Supporters of ousted Egyptian president Mohammed Morsi announced new demonstrations on Sunday as the country grew increasingly polarised and the death toll in four days of violence topped 800.
A day earlier, the police stormed a Cairo mosque where Morsi loyalists had holed up, after trading fire with gunmen inside its minaret.
The call for fresh demonstrations looked set to test the so-called Anti-Coup Alliance of Morsi loyalists, which failed to hold mass rallies on Saturday, but has insisted that protests will continue.
The group announced two major rallies in east and south Cairo following afternoon prayers at 1400 GMT.

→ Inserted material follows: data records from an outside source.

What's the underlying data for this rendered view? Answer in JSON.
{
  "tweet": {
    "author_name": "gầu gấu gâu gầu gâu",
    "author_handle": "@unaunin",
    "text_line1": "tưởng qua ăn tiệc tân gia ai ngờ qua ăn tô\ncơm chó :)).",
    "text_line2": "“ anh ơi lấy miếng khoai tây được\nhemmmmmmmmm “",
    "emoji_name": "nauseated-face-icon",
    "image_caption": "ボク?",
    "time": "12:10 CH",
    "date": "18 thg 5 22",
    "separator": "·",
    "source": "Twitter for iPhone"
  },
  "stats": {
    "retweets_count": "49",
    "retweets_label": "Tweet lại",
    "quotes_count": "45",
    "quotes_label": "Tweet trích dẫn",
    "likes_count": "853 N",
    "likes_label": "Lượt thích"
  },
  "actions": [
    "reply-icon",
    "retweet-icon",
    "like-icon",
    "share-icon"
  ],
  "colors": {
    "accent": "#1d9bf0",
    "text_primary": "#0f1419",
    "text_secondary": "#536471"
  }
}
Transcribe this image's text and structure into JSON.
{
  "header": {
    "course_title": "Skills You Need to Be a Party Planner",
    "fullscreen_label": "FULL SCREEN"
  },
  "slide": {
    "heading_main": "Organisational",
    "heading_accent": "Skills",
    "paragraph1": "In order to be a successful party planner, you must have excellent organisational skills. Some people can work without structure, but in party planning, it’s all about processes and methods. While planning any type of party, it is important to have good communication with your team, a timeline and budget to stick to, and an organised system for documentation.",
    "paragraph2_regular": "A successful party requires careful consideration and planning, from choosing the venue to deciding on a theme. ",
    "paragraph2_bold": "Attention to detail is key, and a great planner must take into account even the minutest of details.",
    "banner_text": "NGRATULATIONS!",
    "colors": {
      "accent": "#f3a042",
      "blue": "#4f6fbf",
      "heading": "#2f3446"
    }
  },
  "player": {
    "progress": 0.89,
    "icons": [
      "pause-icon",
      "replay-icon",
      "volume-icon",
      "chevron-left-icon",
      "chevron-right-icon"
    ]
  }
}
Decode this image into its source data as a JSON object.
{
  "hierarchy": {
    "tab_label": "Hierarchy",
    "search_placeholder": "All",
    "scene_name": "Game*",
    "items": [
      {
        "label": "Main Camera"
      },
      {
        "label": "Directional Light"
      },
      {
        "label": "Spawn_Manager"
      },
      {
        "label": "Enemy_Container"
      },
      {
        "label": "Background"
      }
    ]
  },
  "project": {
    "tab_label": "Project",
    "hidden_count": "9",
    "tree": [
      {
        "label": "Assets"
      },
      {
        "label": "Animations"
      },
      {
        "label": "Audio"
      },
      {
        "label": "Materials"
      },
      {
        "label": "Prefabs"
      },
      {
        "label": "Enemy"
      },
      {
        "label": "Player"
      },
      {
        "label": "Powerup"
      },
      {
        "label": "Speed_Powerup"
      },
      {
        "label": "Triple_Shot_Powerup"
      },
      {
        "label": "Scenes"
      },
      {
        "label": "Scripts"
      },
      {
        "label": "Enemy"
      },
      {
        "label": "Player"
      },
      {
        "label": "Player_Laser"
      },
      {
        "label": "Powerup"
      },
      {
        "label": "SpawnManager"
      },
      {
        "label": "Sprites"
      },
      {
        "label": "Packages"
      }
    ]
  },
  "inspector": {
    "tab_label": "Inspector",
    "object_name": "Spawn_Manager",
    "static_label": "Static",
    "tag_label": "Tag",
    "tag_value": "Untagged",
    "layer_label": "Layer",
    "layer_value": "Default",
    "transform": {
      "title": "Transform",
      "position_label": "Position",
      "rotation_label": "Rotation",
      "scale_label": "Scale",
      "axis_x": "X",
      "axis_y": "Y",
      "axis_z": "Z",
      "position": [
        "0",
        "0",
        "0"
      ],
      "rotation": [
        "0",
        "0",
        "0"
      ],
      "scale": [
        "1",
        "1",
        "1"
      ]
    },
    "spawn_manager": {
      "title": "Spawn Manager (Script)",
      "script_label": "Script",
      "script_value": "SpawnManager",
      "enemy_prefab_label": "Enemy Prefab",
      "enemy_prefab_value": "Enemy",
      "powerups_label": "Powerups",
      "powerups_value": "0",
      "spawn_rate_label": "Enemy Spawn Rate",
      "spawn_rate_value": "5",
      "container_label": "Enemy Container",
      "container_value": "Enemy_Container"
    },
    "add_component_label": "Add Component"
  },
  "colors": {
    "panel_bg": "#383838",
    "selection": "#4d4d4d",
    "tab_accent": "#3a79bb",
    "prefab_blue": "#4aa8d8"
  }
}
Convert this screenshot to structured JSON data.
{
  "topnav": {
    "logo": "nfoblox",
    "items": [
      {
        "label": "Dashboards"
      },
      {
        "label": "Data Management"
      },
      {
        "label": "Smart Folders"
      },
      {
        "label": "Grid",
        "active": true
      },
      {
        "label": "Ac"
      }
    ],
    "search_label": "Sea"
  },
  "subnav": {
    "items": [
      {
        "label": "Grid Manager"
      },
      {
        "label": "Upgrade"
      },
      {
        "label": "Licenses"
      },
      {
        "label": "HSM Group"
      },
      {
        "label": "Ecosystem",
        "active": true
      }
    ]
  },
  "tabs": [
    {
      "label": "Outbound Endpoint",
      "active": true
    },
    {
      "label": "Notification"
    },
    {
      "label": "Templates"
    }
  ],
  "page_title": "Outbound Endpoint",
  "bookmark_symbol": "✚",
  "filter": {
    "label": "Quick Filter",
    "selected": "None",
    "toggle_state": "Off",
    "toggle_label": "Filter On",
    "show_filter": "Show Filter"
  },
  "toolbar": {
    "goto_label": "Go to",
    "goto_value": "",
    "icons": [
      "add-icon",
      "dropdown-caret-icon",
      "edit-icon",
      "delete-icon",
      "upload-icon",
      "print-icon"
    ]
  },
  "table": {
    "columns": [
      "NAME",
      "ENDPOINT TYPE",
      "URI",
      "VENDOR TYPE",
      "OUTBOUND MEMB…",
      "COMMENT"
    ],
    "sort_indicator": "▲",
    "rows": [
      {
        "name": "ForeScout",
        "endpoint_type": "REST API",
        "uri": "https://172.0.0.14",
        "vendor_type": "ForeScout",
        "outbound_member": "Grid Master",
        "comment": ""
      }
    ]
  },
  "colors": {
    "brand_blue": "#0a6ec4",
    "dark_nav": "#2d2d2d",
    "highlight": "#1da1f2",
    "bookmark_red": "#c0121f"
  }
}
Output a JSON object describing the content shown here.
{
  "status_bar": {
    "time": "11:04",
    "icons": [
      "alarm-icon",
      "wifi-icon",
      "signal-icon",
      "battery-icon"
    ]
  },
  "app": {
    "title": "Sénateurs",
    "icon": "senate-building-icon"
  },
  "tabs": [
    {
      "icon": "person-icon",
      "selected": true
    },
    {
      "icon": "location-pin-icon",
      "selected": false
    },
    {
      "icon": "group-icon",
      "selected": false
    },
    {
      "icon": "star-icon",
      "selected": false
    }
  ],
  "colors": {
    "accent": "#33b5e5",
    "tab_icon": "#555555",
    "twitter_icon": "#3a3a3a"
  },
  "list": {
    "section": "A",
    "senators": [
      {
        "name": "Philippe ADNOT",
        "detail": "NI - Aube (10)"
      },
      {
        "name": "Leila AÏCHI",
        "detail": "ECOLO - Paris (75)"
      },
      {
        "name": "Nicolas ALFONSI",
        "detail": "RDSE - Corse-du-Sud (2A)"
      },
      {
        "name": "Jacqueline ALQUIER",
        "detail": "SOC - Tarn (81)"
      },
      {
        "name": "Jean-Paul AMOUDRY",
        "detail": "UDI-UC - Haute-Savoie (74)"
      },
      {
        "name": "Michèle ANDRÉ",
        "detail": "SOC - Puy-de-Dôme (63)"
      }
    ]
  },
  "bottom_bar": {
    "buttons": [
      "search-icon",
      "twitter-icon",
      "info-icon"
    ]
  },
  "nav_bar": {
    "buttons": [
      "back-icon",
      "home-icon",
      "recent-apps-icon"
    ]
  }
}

Ahead of the rallies, some semblance of normality returned to the streets of the capital, which is under a night-time curfew and has been unusually quiet in recent days.
Traffic was almost at normal levels, and banks and shops opened their doors cautiously after four days of violence since Wednesday, when police cleared two pro-Morsi protest camps.
At least 578 people died across the country in clashes following the operation, and the government said another 173 people were killed between Friday and Saturday, bringing the toll in just four days to more than 750.